Apart from the pictures, everything in the lines below must be printed exactly.
--- MATERIAL FOR THE TASK Enclosed Below ---
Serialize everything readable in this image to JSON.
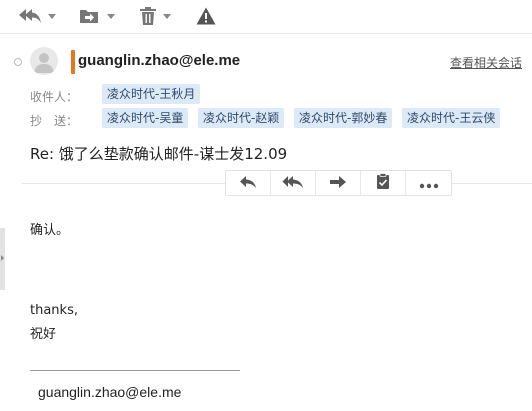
{
  "toolbar": {
    "icons": [
      "reply-all-icon",
      "move-folder-icon",
      "trash-icon",
      "warning-icon"
    ]
  },
  "header": {
    "sender": "guanglin.zhao@ele.me",
    "related_link": "查看相关会话",
    "to_label": "收件人：",
    "to": [
      "凌众时代-王秋月"
    ],
    "cc_label": "抄　送：",
    "cc": [
      "凌众时代-吴童",
      "凌众时代-赵颖",
      "凌众时代-郭妙春",
      "凌众时代-王云侠"
    ]
  },
  "subject": "Re: 饿了么垫款确认邮件-谋士发12.09",
  "actions": [
    "reply-icon",
    "reply-all-icon",
    "forward-icon",
    "clipboard-icon",
    "more-icon"
  ],
  "body": {
    "line1": "确认。",
    "line2": "thanks,",
    "line3": "祝好",
    "signature_email": "guanglin.zhao@ele.me"
  },
  "colors": {
    "accent_bar": "#e8761e",
    "tag_bg": "#dce9f7"
  }
}
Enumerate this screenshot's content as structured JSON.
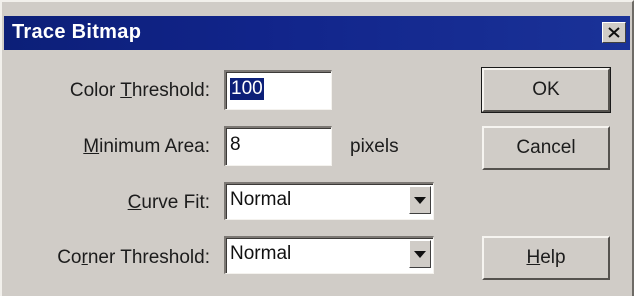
{
  "window": {
    "title": "Trace Bitmap",
    "close_icon": "close-icon"
  },
  "form": {
    "color_threshold": {
      "label_pre": "Color ",
      "label_accel": "T",
      "label_post": "hreshold:",
      "value": "100"
    },
    "minimum_area": {
      "label_pre": "",
      "label_accel": "M",
      "label_post": "inimum Area:",
      "value": "8",
      "suffix": "pixels"
    },
    "curve_fit": {
      "label_pre": "",
      "label_accel": "C",
      "label_post": "urve Fit:",
      "selected": "Normal"
    },
    "corner_threshold": {
      "label_pre": "Co",
      "label_accel": "r",
      "label_post": "ner Threshold:",
      "selected": "Normal"
    }
  },
  "buttons": {
    "ok": "OK",
    "cancel": "Cancel",
    "help_accel": "H",
    "help_post": "elp"
  },
  "colors": {
    "title_bar": "#0c1f78",
    "face": "#d0ccc7",
    "selection": "#0c1f78"
  }
}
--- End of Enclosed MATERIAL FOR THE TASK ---
**SOLUTION TO THIS TASK**
Serialize everything readable in this image to JSON.
{
  "toolbar": {
    "icons": [
      "reply-all-icon",
      "move-folder-icon",
      "trash-icon",
      "warning-icon"
    ]
  },
  "header": {
    "sender": "guanglin.zhao@ele.me",
    "related_link": "查看相关会话",
    "to_label": "收件人：",
    "to": [
      "凌众时代-王秋月"
    ],
    "cc_label": "抄　送：",
    "cc": [
      "凌众时代-吴童",
      "凌众时代-赵颖",
      "凌众时代-郭妙春",
      "凌众时代-王云侠"
    ]
  },
  "subject": "Re: 饿了么垫款确认邮件-谋士发12.09",
  "actions": [
    "reply-icon",
    "reply-all-icon",
    "forward-icon",
    "clipboard-icon",
    "more-icon"
  ],
  "body": {
    "line1": "确认。",
    "line2": "thanks,",
    "line3": "祝好",
    "signature_email": "guanglin.zhao@ele.me"
  },
  "colors": {
    "accent_bar": "#e8761e",
    "tag_bg": "#dce9f7"
  }
}
Enumerate this screenshot's content as structured JSON.
{
  "window": {
    "title": "Trace Bitmap",
    "close_icon": "close-icon"
  },
  "form": {
    "color_threshold": {
      "label_pre": "Color ",
      "label_accel": "T",
      "label_post": "hreshold:",
      "value": "100"
    },
    "minimum_area": {
      "label_pre": "",
      "label_accel": "M",
      "label_post": "inimum Area:",
      "value": "8",
      "suffix": "pixels"
    },
    "curve_fit": {
      "label_pre": "",
      "label_accel": "C",
      "label_post": "urve Fit:",
      "selected": "Normal"
    },
    "corner_threshold": {
      "label_pre": "Co",
      "label_accel": "r",
      "label_post": "ner Threshold:",
      "selected": "Normal"
    }
  },
  "buttons": {
    "ok": "OK",
    "cancel": "Cancel",
    "help_accel": "H",
    "help_post": "elp"
  },
  "colors": {
    "title_bar": "#0c1f78",
    "face": "#d0ccc7",
    "selection": "#0c1f78"
  }
}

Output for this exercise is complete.